“He would have still been able to benefit physically and mentally,” Keith said. “But, all of this was/is a very difficult situation. Trying to mentally prepare to go to college a year early (within six months of decision). Completing four courses on top of his regular junior year courses at the beginning. Already being behind a year, arriving late; not participating in summer workouts. But again how could better prepare? And then there is COVID-19.
“That is an obstacle by itself without all the other things. It’s been a challenge but it’s a good challenge for his growth as a player and better yet as a young man.”
5. Stan Gouard returns to USI
Welcome home, “Superman.” Regarded as one of the University of Southern Indiana’s best players ever, Stan Gouard came back to the far West Side as Eagles coach following Rodney Watson’s retirement.
Gouard was an integral figure in the most glorious era in Eagles’ men’s basketball history, when they seemingly knew no bounds. Nicknamed “Superman” for his high-flying antics, he lifted the Eagles to the 1995 NCAA Division II championship and a second-place finish in ’94 under Bruce Pearl. Gouard played professionally in Sweden, Colombia and Mexico and with the Des Moines Dragons of the International Basketball Association.
After his playing days were over, he made his mark as head coach at the University of Indianapolis, USI’s Great Lakes Valley Conference rival. He guided the Greyhounds to eight NCAA tournament appearances in 12 seasons. Gouard was named GLVC Coach of the Year in 2014.
Of course, several other stories in this crazy year deserve mention. Most prominently are Don Mattingly being named National League Manager of the Year and Evansville’s pro sports teams, the Otters and Thunderbolts, losing their seasons.
Mattingly guided the Miami Marlins to a 31-29 record and their first playoff berth since 2003 despite a COVID outbreak at the beginning of the season and making 174 roster moves in a 60-game season.

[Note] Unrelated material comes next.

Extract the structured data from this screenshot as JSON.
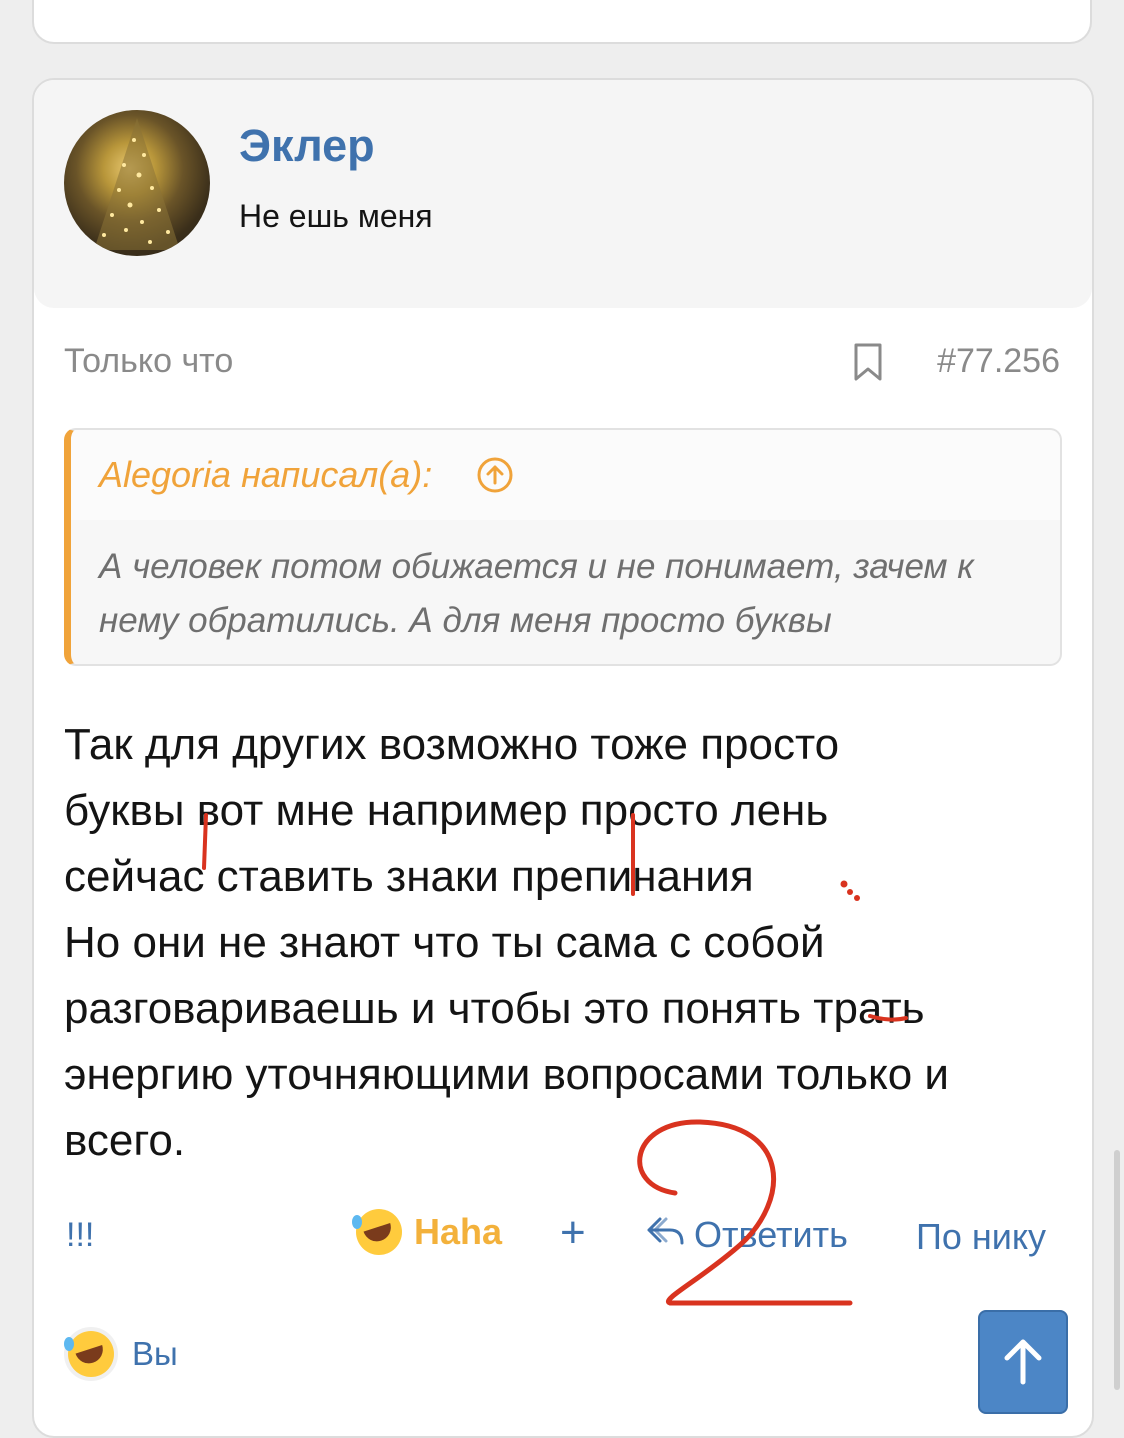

He showed a steady hand at the wheel after finishing 57-105 the year before.
Bosse Field underwent a $5 million renovation in the offseason, but the Otters were unable to show off the grand old ballpark. Evansville and its Frontier League counterp did not play last summer.
Five of the 10 teams in the Southern Professional Hockey League did play, but the Thunderbolts were among those who sat out a shortened 42-game regular season.
Contact Gordon Engelhardt at email@example.com or on Twitter @EngGordon